Solidarity with Folsom hunger strike

From the July-August 2017 issue of News & Letters

Folsom, Calif.—On May 26 several prisoners at Folsom State Prison’s administrative segregation (ad-seg)—a form of tortuous solitary confinement similar to the infamous Security Housing Unit (SHU)—began a 21-day hunger strike to call attention to gross violations of their basic human rights and demand that prison officials honor prisoners’ legal rights. Their demands included adequate access to legal assistance, meaningful education and rehabilitative programs, and an end to the cruelty and sleep deprivation of so-called “welfare checks.”

Officials retaliated by transferring striking prisoners to different tiers and other prisons, hoping to defeat their solidarity and depriving them of outside contact. Loved ones have to wait several weeks before they are allowed to visit a prisoner at a new facility. Officials issued rules violation reports for “causing mass disturbance” or for outside communication—though a hunger strike is clearly not a “disturbance” in the sense of a fight or a riot, and communicating with outside is still legal.


On June 4 about 100 people demonstrated in front of Folsom prison in a show of support for prisoners’ humanity. Others demonstrated in Los Angeles at the same time. A former SHU prisoner speaking at Folsom’s gate expressed his admiration for those inside, since there is very little history of prisoners winning anything from prison administrations. Prisoners’ victories depend on outside support.

Another former prisoner said, “Liberation is treated as a disease in prison. They want to stamp it out.” Another spoke of the permanent harm caused by solitary confinement, it can cause you to literally lose your mind. “Whatever you call those units, they are here to destroy people.”

One striker’s loved one said, “We stand united, and we won’t stop until their demands are met.” Allegra, daughter of Hugo Pinell, who was murdered at Folsom two years ago, spoke about the “right to stand up for our loved ones inside! It is our right to protest! Prisoners’ rights are human rights!
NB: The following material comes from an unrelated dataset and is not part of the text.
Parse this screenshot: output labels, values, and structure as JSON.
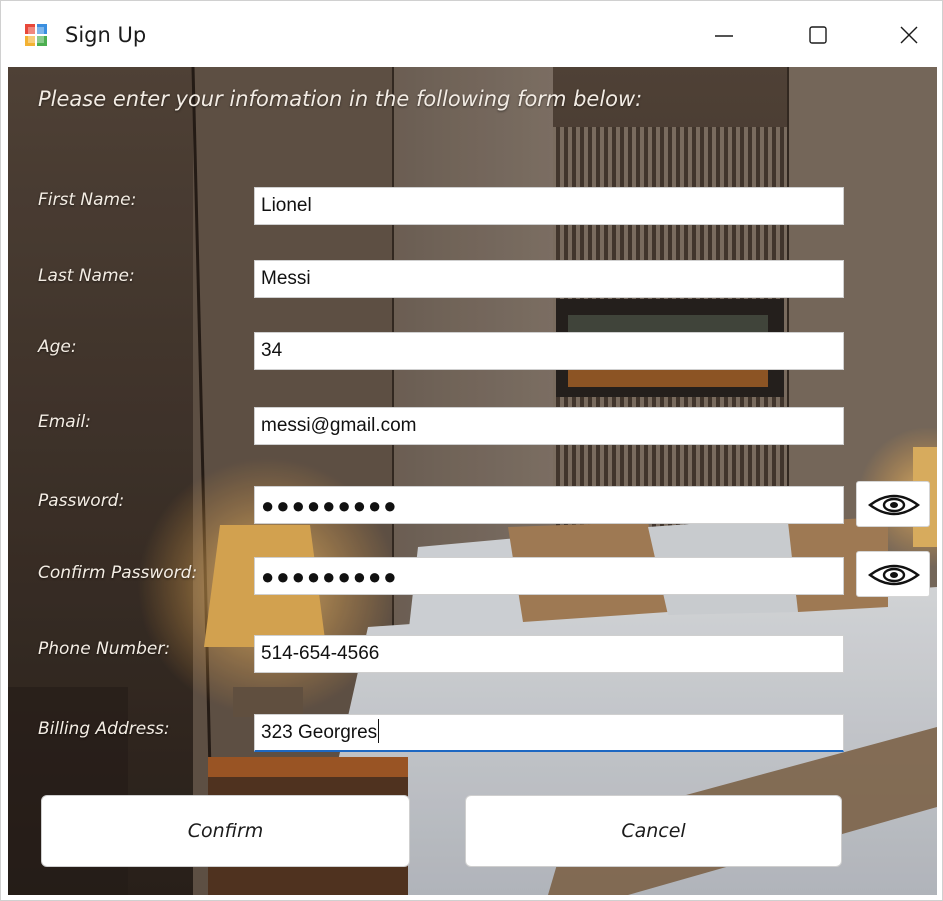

Those men are putting their lives on the line to be treated as a human being!”

A lawyer, who worked with the prisoners who staged the historic hunger strikes against indefinite solitary confinement in 2011-13, recalled that those prisoners risked their lives, not for themselves but to ensure that what happened to them would not keep happening to younger prisoners. She pointed to just how remarkable the “Agreement to End Hostilities” is, identifying the system, not each other, as the enemy.


As a result of the settlement of a suit from that hunger strike, CDCr released many prisoners from the SHU, and now those officials who hate the legal settlement are putting people in ad-seg indefinitely. Conditions in ad-seg are worse in many instances than SHU. They were meant as very temporary housing, and prisoners there are not allowed any of their property or papers. You have nothing but the four walls closing in on you.

A psychiatrist who used to work at Pelican Bay Prison spoke. She had resigned because she saw that, even after 22 years of court oversight, CDC couldn’t be changed from the inside. Prison only exacerbates mental illness—solitary is torture! There are only two psychologists at Pelican Bay for the 25% of prisoners with mental illness.

Human connections define us as human beings, and getting transferred to Pelican Bay breaks those connections. Prisoners in isolation do not seek treatment, because anything they say to their “health provider” will be used by guards to torture them. They suffer in silence until they can’t anymore. The psychiatrist ended by saying, “Changing laws is not enough! We have to change our communities.”

—Urszula Wislanka

Leave a Reply

Your email address will not be published. Required fields are marked *